“At a minimum, all employees need to be aware of the hazards and how to deal with them,” Smith said.
Faultless Starch/Bon Ami Updates Safety Programs Regularly
Maria Butkovich, Safety Health and Environmental Engineer for Faultless Starch/Bon Ami Company, has worked with Smith’s team since 2002. They routinely hire IBT to do safety compliance audits, employee training, occupational exposure monitoring, and general safety program review.
Butkovich said that the training and consulting they have received from Smith’s team has helped them to reduce their overall number of injuries and incidents.
“Getting our safety training and safety program consultation from IBT has been a huge help for us,” Butkovich said. “It has really improved the safety performance and compliance in our plant in Kansas City, and has made everyone more knowledgeable.”
Smith said that the regulations work. “Work environments are much safer overall today than they were before OSHA,” he said. “Companies with safety programs have fewer illnesses and injuries.” In fact, in the four decades since the Occupational Safety and Health Act (OSHA) was signed into law, workplace deaths, injuries, and illnesses have been reduced by more than 60%.
However, many company owners hesitate to start an official safety program, fearing it will be a large expense that won’t bring a good return. In reality, Smith said, owners see payback almost immediately.
“Businesses that maintain an updated safety program not only have lower worker’s comp rates, they also have a lower risk of lawsuits and fines from OSHA,” he said.
Popular Safety Training
Smith said that the most popular safety hazard training requested from IBT includes:
- Respiratory Protection
- Hazard Communication
- Bloodborne Pathogens
- Arc Flash Hazard
- Permit-Required Confined Spaces
Updating Your Safety Program

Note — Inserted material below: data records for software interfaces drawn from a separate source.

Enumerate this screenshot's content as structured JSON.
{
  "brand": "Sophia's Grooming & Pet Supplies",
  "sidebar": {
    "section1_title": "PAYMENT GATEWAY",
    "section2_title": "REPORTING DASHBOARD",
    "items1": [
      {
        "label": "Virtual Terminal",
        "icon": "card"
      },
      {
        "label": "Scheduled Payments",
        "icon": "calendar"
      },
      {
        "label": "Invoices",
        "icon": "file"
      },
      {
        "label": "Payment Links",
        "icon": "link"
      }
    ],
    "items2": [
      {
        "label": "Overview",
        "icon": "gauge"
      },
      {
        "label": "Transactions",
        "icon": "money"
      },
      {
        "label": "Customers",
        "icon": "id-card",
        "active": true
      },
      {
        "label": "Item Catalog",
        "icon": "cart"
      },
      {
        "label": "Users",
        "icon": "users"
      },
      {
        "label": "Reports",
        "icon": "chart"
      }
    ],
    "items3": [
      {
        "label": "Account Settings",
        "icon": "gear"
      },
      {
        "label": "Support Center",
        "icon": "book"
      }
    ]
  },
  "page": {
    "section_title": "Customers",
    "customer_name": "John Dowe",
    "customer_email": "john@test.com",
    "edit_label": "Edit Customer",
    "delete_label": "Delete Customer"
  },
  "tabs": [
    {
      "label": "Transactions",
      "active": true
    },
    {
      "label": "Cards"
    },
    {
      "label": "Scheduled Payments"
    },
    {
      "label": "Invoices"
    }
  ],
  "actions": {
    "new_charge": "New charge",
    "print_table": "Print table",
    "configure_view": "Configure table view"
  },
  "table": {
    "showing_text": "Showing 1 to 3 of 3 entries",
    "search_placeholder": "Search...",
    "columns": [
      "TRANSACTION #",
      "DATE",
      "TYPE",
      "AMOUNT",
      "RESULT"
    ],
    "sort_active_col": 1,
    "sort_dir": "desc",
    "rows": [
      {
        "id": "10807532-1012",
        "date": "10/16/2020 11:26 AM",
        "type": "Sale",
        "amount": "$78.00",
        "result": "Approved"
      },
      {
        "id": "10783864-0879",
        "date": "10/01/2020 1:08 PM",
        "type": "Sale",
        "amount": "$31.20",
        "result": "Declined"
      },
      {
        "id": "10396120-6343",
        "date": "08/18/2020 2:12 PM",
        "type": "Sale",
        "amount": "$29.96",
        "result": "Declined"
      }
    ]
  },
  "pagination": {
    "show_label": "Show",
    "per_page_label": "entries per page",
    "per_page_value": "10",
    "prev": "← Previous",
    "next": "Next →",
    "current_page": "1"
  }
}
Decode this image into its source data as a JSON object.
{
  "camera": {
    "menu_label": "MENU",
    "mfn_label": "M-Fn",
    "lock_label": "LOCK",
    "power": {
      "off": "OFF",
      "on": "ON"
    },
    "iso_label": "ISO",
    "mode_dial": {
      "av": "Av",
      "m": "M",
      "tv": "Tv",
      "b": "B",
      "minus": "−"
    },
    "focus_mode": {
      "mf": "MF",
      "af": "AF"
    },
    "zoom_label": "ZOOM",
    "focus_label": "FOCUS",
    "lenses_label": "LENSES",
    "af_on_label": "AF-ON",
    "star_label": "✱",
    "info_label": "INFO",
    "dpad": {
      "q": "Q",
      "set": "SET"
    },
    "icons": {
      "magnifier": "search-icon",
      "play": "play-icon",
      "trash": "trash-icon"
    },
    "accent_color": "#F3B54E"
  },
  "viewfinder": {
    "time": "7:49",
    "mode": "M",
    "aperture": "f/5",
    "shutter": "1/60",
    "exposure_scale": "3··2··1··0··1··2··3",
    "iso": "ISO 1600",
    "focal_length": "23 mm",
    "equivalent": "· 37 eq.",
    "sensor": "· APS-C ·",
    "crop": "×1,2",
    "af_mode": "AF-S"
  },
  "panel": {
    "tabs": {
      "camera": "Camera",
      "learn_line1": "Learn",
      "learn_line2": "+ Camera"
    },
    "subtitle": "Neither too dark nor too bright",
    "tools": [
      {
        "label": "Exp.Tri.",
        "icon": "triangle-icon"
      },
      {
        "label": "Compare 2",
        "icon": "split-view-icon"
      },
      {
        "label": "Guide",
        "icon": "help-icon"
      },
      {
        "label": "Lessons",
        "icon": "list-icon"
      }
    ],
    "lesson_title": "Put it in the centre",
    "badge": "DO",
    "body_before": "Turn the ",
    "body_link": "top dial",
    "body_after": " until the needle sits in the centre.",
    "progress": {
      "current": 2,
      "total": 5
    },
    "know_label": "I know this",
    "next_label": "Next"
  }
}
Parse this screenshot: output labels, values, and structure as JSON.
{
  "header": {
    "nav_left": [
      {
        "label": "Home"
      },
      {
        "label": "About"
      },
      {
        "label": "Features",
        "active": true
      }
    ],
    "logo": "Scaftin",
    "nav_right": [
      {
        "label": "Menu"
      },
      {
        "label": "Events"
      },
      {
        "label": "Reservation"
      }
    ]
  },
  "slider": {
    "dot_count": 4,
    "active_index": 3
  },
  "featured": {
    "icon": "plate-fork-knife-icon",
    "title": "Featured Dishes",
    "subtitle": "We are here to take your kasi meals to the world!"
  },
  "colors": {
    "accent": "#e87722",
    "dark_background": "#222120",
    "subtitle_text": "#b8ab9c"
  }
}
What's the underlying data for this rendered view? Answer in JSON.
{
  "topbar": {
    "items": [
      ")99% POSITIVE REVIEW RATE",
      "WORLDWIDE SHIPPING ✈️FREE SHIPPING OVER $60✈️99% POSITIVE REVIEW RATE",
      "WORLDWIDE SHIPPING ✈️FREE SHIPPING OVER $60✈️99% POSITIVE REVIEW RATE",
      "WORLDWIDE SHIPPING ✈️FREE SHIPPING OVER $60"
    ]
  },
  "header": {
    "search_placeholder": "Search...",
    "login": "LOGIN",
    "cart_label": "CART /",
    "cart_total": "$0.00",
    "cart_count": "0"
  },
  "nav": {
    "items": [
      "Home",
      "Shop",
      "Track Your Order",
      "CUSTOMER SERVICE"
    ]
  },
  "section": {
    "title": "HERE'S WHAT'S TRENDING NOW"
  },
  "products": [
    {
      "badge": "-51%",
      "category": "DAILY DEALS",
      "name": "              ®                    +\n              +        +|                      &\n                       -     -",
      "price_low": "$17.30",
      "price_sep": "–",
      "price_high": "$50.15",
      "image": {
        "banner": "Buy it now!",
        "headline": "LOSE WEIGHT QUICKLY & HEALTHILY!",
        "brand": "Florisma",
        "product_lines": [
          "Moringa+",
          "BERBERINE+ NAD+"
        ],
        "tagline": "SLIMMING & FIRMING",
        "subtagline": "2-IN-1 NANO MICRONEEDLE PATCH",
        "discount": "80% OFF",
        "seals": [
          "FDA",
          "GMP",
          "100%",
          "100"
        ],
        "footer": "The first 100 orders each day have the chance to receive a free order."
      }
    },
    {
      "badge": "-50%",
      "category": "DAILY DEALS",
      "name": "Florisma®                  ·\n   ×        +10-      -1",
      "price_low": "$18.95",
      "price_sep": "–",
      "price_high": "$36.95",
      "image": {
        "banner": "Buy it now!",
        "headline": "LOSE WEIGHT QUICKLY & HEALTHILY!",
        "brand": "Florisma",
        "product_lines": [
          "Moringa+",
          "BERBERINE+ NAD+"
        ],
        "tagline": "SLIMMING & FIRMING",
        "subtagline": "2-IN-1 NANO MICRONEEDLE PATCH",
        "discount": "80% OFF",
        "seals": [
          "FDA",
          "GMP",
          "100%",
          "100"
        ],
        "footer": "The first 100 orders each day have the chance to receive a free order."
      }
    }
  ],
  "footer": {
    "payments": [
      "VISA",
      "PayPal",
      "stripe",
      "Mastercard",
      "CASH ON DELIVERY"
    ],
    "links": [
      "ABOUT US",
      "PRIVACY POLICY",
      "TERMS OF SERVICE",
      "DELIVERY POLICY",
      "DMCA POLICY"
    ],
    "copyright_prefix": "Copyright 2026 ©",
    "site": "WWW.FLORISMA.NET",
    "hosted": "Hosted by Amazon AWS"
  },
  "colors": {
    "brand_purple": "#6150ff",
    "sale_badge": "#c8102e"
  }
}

Smith also recommends updating your safety program after the New Year’s holiday every January. He suggests that companies ask themselves 4 questions:
- Is management committed to a safe and healthy work environment? If not, then what needs to be done?
- Have any new hazards arisen at your worksite in the past year? Have you added these to your safety program?
- Do your employees follow OSHA’s recommended hierarchy of: engineering controls, administrative controls, and personal protective equipment?
- Does your training program follow OSHA’s 7-step training model?
“The bottom line is, OSHA can issue a citation and a fine you if you do not have documented safety training for your employees,” Smith said. “Both the hassle and expense can be eliminated by an effective review of your safety program.”
For more information contact Tom Smith at (816) 699-3968 or firstname.lastname@example.org.